The National Association of Letter Carriers hosted its “Stamp Out Hunger” food drive with Hoosier Hills Food Bank from May 14-20, after two years of the COVID-19 pandemic.
The NALC is an American labor union representing non-rural mail carriers that frequently collaborates with other organizations, such as Big Brothers Big Sisters for its Bowl for Kid’s Sake event and the Salvation Army for its Coats for Kids event.
Hoosier Hills Food Bank is a local nonprofit organization that provides food to other nonprofits and lower-income residents in the area.
Julio Alonso, the executive director and CEO of Hoosier Hills Food Bank, said HHFB and NALC's partnership goes back 25 years.
Generally, he said, the two organizations start planning the food drive in the fall before the event. But given the pandemic, Alonso said both organizations didn’t know there would be a drive until this April.
This food drive is the largest annual food drive for HHFB, Alonso said, and they count on it every year to prepare for the summer. He said in the last food drive back in 2019, they collected 42,000 pounds of food.
Joshua Peterson, the president of the South Central Indiana branch of NALC, said in an email that NALC Branch 828 has been working with Hoosier Hills Food Bank for several years. This year, the association collected nearly 40,000 pounds of food from the Bloomington area alone. Branch wide, he said in the email, they collected almost 85,000 pounds.
Alonso said it’s very encouraging that the current count is similar to past years. He said they didn’t know if people would have forgotten about the drive or that HHFB wouldn’t be able to spread the word as fast given less time.
“Having people involved in doing it this year was really important to getting back on track,” Alonso said.
He said that when the summer starts, HHFB loses a lot of its volunteer base, but the need actually increases during the summer months.
“We’re hoping to not just get back to pre-pandemic levels, but to do even better than that with the attention that’s been drawn to food insecurity,” Alonso said.

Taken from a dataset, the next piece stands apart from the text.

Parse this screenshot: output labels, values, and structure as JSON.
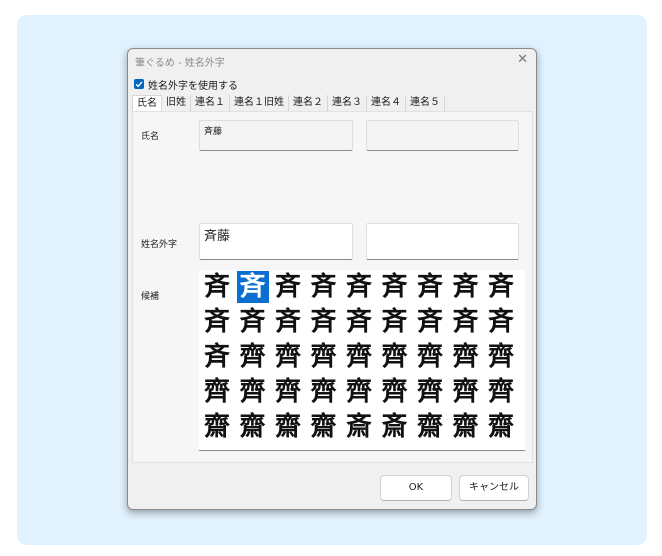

Alonso said during the food drive, volunteers worked at the post offices and also on different routes to pick up food from mailboxes.
He said that in the next few weeks, they would be working to sort the food into food groups and would love any willing volunteers.

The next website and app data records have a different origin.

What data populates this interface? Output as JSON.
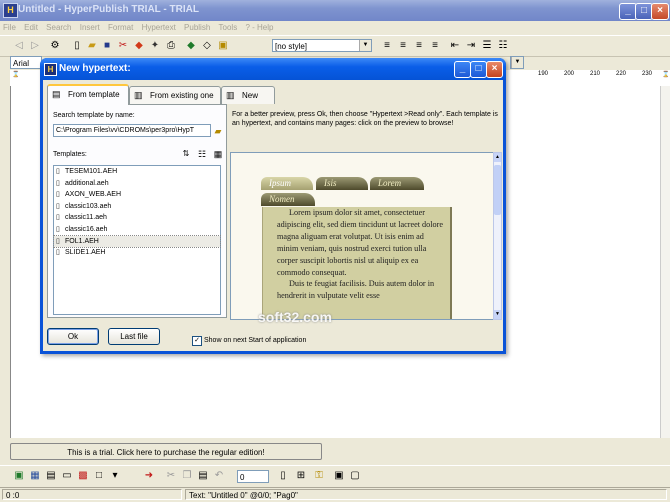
{
  "app": {
    "title": "Untitled - HyperPublish TRIAL - TRIAL",
    "icon_glyph": "H",
    "minimize": "_",
    "maximize": "□",
    "close": "×"
  },
  "menu": [
    "File",
    "Edit",
    "Search",
    "Insert",
    "Format",
    "Hypertext",
    "Publish",
    "Tools",
    "? - Help"
  ],
  "toolbar": {
    "style_combo": "[no style]",
    "font_combo": "Arial",
    "ruler_labels": [
      "190",
      "200",
      "210",
      "220",
      "230"
    ]
  },
  "dialog": {
    "title": "New hypertext:",
    "icon_glyph": "H",
    "tabs": [
      {
        "label": "From template",
        "icon": "template-icon"
      },
      {
        "label": "From existing one",
        "icon": "existing-icon"
      },
      {
        "label": "New",
        "icon": "new-icon"
      }
    ],
    "search_label": "Search template by name:",
    "search_value": "C:\\Program Files\\vv\\CDROMs\\per3pro\\HypT",
    "templates_label": "Templates:",
    "templates": [
      "TESEM101.AEH",
      "additional.aeh",
      "AXON_WEB.AEH",
      "classic103.aeh",
      "classic11.aeh",
      "classic16.aeh",
      "FOL1.AEH",
      "SLIDE1.AEH"
    ],
    "hint": "For a better preview, press Ok, then choose \"Hypertext >Read only\". Each template is an hypertext, and contains many pages: click on the preview to browse!",
    "preview_tabs": [
      "Ipsum",
      "Isis",
      "Lorem",
      "Nomen"
    ],
    "preview_text_1": "Lorem ipsum dolor sit amet, consectetuer adipiscing elit, sed diem tincidunt ut lacreet dolore magna aliguam erat volutpat. Ut isis enim ad minim veniam, quis nostrud exerci tution ulla corper suscipit lobortis nisl ut aliquip ex ea commodo consequat.",
    "preview_text_2": "Duis te feugiat facilisis. Duis autem dolor in hendrerit in vulputate velit esse",
    "ok_label": "Ok",
    "last_file_label": "Last file",
    "show_next_label": "Show on next Start of application",
    "show_next_checked": true
  },
  "trial_button": "This is a trial. Click here to purchase the regular edition!",
  "bottom_toolbar": {
    "zoom_value": "0"
  },
  "status": {
    "position": "0 :0",
    "text_info": "Text: \"Untitled 0\" @0/0; \"Pag0\""
  },
  "watermark": "soft32.com"
}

Ryan Jochim, the manager of volunteer services at HHFB, said in an email that the volunteers also folded Kroger bags and staple postcards to them.
On the days of the drive the volunteers also helped unload mail trucks at the post office after the collection process, he wrote in an email.
“This food drive, specifically, gives us a lot of high-quality food to give out to our member agencies in the summer months,” Jochim said in an email. “So to have this event back is a huge benefit to the food bank.”
Peterson said in an email, city and rural carriers deliver a mailing the week prior to the food drive and encourage people to donate various canned goods, non-perishables and glass items.
People typically think of donating near the winter holidays, but those aren’t enough for the whole year, Peterson said in an email. He said that the food drive during the middle of the year gives food banks variety and the ability to sustain their agencies.
“We’re excited that the Stamp Out Hunger Food Drive could be an in-person food drive again,” Peterson said in an email. “We hope that we can continue having in-person food drives in the future.”
To find more information about volunteer opportunities, email hhfoodbank.org or call 812-334-8374.